*** Begin section ***

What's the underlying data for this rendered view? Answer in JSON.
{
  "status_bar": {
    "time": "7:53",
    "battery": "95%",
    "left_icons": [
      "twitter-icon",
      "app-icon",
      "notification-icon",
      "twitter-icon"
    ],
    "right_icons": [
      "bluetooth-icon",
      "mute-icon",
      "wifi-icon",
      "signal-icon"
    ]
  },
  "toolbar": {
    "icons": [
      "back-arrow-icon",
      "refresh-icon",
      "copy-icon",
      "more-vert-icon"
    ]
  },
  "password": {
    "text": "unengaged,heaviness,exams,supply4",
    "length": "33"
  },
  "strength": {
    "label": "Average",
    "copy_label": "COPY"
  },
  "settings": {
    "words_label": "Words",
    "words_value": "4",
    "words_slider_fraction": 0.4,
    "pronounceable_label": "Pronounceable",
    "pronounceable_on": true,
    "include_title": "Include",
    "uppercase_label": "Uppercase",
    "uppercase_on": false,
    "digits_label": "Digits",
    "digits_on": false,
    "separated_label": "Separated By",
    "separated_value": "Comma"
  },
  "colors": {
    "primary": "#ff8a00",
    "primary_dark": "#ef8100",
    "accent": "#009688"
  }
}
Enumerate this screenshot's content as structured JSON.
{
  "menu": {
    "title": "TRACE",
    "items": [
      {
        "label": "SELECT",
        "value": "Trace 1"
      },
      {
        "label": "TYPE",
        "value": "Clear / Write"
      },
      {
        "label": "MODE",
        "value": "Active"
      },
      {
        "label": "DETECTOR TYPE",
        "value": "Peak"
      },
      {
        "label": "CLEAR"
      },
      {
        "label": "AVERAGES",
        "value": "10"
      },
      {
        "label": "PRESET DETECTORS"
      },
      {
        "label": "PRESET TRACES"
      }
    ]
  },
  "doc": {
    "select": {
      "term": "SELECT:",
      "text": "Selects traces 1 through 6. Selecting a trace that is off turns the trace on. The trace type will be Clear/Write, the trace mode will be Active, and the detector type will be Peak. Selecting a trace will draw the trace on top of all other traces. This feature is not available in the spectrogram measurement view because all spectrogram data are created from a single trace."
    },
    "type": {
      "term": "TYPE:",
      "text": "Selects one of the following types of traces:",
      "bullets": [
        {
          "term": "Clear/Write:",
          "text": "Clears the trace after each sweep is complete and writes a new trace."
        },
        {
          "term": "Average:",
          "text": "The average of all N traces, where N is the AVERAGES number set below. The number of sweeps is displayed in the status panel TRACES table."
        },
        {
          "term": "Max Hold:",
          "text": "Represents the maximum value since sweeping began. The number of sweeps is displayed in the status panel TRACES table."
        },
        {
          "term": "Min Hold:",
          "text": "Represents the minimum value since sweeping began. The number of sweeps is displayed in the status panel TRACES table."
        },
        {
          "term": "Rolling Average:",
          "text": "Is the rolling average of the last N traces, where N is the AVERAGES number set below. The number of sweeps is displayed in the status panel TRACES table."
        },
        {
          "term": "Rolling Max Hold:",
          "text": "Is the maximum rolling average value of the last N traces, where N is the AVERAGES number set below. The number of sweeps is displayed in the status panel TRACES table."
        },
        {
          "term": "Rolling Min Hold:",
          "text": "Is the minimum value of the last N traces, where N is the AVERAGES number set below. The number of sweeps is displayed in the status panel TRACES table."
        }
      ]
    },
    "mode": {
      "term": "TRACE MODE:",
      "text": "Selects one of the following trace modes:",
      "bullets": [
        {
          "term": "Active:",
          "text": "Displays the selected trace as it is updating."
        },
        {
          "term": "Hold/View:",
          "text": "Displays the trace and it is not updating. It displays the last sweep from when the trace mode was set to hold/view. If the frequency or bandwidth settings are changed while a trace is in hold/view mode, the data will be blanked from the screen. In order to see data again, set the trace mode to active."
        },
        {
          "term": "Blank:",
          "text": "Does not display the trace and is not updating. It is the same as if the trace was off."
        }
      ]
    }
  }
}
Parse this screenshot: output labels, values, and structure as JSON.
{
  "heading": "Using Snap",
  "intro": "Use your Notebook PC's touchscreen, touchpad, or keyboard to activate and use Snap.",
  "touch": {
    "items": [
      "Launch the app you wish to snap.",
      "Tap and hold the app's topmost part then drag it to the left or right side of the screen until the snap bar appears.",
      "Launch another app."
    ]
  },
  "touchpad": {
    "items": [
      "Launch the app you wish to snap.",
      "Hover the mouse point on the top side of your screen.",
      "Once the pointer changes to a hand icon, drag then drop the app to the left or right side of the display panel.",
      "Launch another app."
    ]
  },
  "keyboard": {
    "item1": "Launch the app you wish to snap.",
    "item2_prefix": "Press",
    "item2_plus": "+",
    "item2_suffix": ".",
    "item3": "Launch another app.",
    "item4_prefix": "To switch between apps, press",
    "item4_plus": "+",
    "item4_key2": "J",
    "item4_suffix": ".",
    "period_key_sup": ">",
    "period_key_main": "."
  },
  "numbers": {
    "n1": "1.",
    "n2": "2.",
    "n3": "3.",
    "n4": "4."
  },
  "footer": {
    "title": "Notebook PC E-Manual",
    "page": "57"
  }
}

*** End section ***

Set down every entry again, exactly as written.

* [Task result]
What's the underlying data for this rendered view? Answer in JSON.
{
  "status_bar": {
    "time": "7:53",
    "battery": "95%",
    "left_icons": [
      "twitter-icon",
      "app-icon",
      "notification-icon",
      "twitter-icon"
    ],
    "right_icons": [
      "bluetooth-icon",
      "mute-icon",
      "wifi-icon",
      "signal-icon"
    ]
  },
  "toolbar": {
    "icons": [
      "back-arrow-icon",
      "refresh-icon",
      "copy-icon",
      "more-vert-icon"
    ]
  },
  "password": {
    "text": "unengaged,heaviness,exams,supply4",
    "length": "33"
  },
  "strength": {
    "label": "Average",
    "copy_label": "COPY"
  },
  "settings": {
    "words_label": "Words",
    "words_value": "4",
    "words_slider_fraction": 0.4,
    "pronounceable_label": "Pronounceable",
    "pronounceable_on": true,
    "include_title": "Include",
    "uppercase_label": "Uppercase",
    "uppercase_on": false,
    "digits_label": "Digits",
    "digits_on": false,
    "separated_label": "Separated By",
    "separated_value": "Comma"
  },
  "colors": {
    "primary": "#ff8a00",
    "primary_dark": "#ef8100",
    "accent": "#009688"
  }
}
Enumerate this screenshot's content as structured JSON.
{
  "menu": {
    "title": "TRACE",
    "items": [
      {
        "label": "SELECT",
        "value": "Trace 1"
      },
      {
        "label": "TYPE",
        "value": "Clear / Write"
      },
      {
        "label": "MODE",
        "value": "Active"
      },
      {
        "label": "DETECTOR TYPE",
        "value": "Peak"
      },
      {
        "label": "CLEAR"
      },
      {
        "label": "AVERAGES",
        "value": "10"
      },
      {
        "label": "PRESET DETECTORS"
      },
      {
        "label": "PRESET TRACES"
      }
    ]
  },
  "doc": {
    "select": {
      "term": "SELECT:",
      "text": "Selects traces 1 through 6. Selecting a trace that is off turns the trace on. The trace type will be Clear/Write, the trace mode will be Active, and the detector type will be Peak. Selecting a trace will draw the trace on top of all other traces. This feature is not available in the spectrogram measurement view because all spectrogram data are created from a single trace."
    },
    "type": {
      "term": "TYPE:",
      "text": "Selects one of the following types of traces:",
      "bullets": [
        {
          "term": "Clear/Write:",
          "text": "Clears the trace after each sweep is complete and writes a new trace."
        },
        {
          "term": "Average:",
          "text": "The average of all N traces, where N is the AVERAGES number set below. The number of sweeps is displayed in the status panel TRACES table."
        },
        {
          "term": "Max Hold:",
          "text": "Represents the maximum value since sweeping began. The number of sweeps is displayed in the status panel TRACES table."
        },
        {
          "term": "Min Hold:",
          "text": "Represents the minimum value since sweeping began. The number of sweeps is displayed in the status panel TRACES table."
        },
        {
          "term": "Rolling Average:",
          "text": "Is the rolling average of the last N traces, where N is the AVERAGES number set below. The number of sweeps is displayed in the status panel TRACES table."
        },
        {
          "term": "Rolling Max Hold:",
          "text": "Is the maximum rolling average value of the last N traces, where N is the AVERAGES number set below. The number of sweeps is displayed in the status panel TRACES table."
        },
        {
          "term": "Rolling Min Hold:",
          "text": "Is the minimum value of the last N traces, where N is the AVERAGES number set below. The number of sweeps is displayed in the status panel TRACES table."
        }
      ]
    },
    "mode": {
      "term": "TRACE MODE:",
      "text": "Selects one of the following trace modes:",
      "bullets": [
        {
          "term": "Active:",
          "text": "Displays the selected trace as it is updating."
        },
        {
          "term": "Hold/View:",
          "text": "Displays the trace and it is not updating. It displays the last sweep from when the trace mode was set to hold/view. If the frequency or bandwidth settings are changed while a trace is in hold/view mode, the data will be blanked from the screen. In order to see data again, set the trace mode to active."
        },
        {
          "term": "Blank:",
          "text": "Does not display the trace and is not updating. It is the same as if the trace was off."
        }
      ]
    }
  }
}
Parse this screenshot: output labels, values, and structure as JSON.
{
  "heading": "Using Snap",
  "intro": "Use your Notebook PC's touchscreen, touchpad, or keyboard to activate and use Snap.",
  "touch": {
    "items": [
      "Launch the app you wish to snap.",
      "Tap and hold the app's topmost part then drag it to the left or right side of the screen until the snap bar appears.",
      "Launch another app."
    ]
  },
  "touchpad": {
    "items": [
      "Launch the app you wish to snap.",
      "Hover the mouse point on the top side of your screen.",
      "Once the pointer changes to a hand icon, drag then drop the app to the left or right side of the display panel.",
      "Launch another app."
    ]
  },
  "keyboard": {
    "item1": "Launch the app you wish to snap.",
    "item2_prefix": "Press",
    "item2_plus": "+",
    "item2_suffix": ".",
    "item3": "Launch another app.",
    "item4_prefix": "To switch between apps, press",
    "item4_plus": "+",
    "item4_key2": "J",
    "item4_suffix": ".",
    "period_key_sup": ">",
    "period_key_main": "."
  },
  "numbers": {
    "n1": "1.",
    "n2": "2.",
    "n3": "3.",
    "n4": "4."
  },
  "footer": {
    "title": "Notebook PC E-Manual",
    "page": "57"
  }
}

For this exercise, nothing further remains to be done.